Collected data entries
Content starts
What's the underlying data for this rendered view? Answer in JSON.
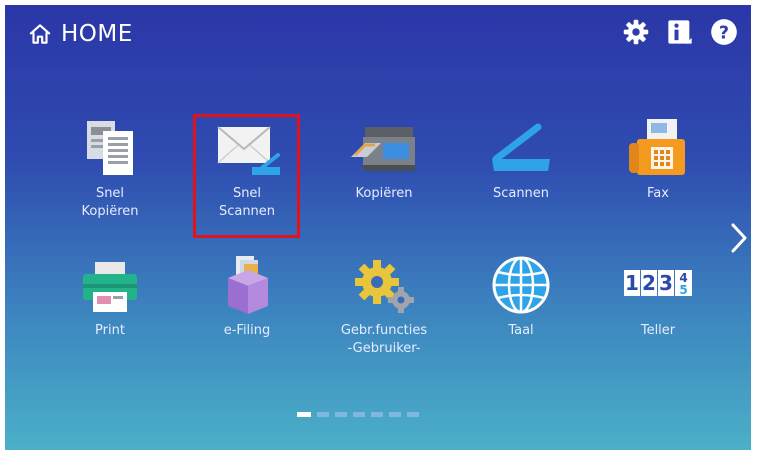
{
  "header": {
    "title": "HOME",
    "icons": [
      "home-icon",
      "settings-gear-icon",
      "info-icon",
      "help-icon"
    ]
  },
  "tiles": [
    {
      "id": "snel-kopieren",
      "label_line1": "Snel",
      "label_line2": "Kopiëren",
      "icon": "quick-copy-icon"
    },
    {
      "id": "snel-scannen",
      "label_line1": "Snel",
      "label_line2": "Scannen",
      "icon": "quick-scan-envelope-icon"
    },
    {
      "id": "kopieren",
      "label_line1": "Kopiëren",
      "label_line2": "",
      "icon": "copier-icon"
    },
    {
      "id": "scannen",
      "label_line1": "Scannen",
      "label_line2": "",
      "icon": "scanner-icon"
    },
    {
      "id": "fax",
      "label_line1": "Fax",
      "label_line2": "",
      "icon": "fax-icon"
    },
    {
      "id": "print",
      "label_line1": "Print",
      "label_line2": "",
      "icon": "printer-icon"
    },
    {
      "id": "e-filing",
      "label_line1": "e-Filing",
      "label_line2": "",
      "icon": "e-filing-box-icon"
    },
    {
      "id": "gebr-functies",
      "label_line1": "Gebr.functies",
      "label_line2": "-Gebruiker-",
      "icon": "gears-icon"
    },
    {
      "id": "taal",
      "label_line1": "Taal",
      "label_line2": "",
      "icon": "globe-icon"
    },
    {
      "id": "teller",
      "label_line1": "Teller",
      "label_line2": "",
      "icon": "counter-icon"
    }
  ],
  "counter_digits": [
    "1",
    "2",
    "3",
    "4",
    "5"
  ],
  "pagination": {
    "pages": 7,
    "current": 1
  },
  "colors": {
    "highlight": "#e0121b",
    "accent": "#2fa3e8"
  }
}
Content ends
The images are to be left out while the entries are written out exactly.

__Answer below__:
What's the underlying data for this rendered view? Answer in JSON.
{
  "header": {
    "title": "HOME",
    "icons": [
      "home-icon",
      "settings-gear-icon",
      "info-icon",
      "help-icon"
    ]
  },
  "tiles": [
    {
      "id": "snel-kopieren",
      "label_line1": "Snel",
      "label_line2": "Kopiëren",
      "icon": "quick-copy-icon"
    },
    {
      "id": "snel-scannen",
      "label_line1": "Snel",
      "label_line2": "Scannen",
      "icon": "quick-scan-envelope-icon"
    },
    {
      "id": "kopieren",
      "label_line1": "Kopiëren",
      "label_line2": "",
      "icon": "copier-icon"
    },
    {
      "id": "scannen",
      "label_line1": "Scannen",
      "label_line2": "",
      "icon": "scanner-icon"
    },
    {
      "id": "fax",
      "label_line1": "Fax",
      "label_line2": "",
      "icon": "fax-icon"
    },
    {
      "id": "print",
      "label_line1": "Print",
      "label_line2": "",
      "icon": "printer-icon"
    },
    {
      "id": "e-filing",
      "label_line1": "e-Filing",
      "label_line2": "",
      "icon": "e-filing-box-icon"
    },
    {
      "id": "gebr-functies",
      "label_line1": "Gebr.functies",
      "label_line2": "-Gebruiker-",
      "icon": "gears-icon"
    },
    {
      "id": "taal",
      "label_line1": "Taal",
      "label_line2": "",
      "icon": "globe-icon"
    },
    {
      "id": "teller",
      "label_line1": "Teller",
      "label_line2": "",
      "icon": "counter-icon"
    }
  ],
  "counter_digits": [
    "1",
    "2",
    "3",
    "4",
    "5"
  ],
  "pagination": {
    "pages": 7,
    "current": 1
  },
  "colors": {
    "highlight": "#e0121b",
    "accent": "#2fa3e8"
  }
}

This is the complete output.